[Component data from apps and pages]
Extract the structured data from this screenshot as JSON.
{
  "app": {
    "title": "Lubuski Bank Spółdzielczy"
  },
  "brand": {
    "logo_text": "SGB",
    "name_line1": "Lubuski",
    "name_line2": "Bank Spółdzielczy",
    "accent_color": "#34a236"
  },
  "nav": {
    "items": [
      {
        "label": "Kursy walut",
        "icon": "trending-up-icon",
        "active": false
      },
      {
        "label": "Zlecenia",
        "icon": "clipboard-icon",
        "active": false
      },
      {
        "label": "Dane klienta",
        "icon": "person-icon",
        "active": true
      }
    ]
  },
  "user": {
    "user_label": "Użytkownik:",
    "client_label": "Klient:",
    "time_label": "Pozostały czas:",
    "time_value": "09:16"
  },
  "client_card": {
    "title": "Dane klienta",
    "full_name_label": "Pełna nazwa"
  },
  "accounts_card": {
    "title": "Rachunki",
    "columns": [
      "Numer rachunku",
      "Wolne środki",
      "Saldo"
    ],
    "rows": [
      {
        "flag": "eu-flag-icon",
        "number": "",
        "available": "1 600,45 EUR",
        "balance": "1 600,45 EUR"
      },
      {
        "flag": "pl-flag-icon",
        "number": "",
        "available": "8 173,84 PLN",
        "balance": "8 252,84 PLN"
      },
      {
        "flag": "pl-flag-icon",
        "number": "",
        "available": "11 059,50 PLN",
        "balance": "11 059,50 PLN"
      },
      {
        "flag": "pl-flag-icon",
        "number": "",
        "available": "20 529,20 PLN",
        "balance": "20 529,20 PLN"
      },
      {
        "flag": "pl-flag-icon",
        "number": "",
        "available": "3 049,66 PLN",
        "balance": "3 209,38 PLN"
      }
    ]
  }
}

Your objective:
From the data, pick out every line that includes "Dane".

Written answer:
        "label": "Dane klienta",
    "title": "Dane klienta",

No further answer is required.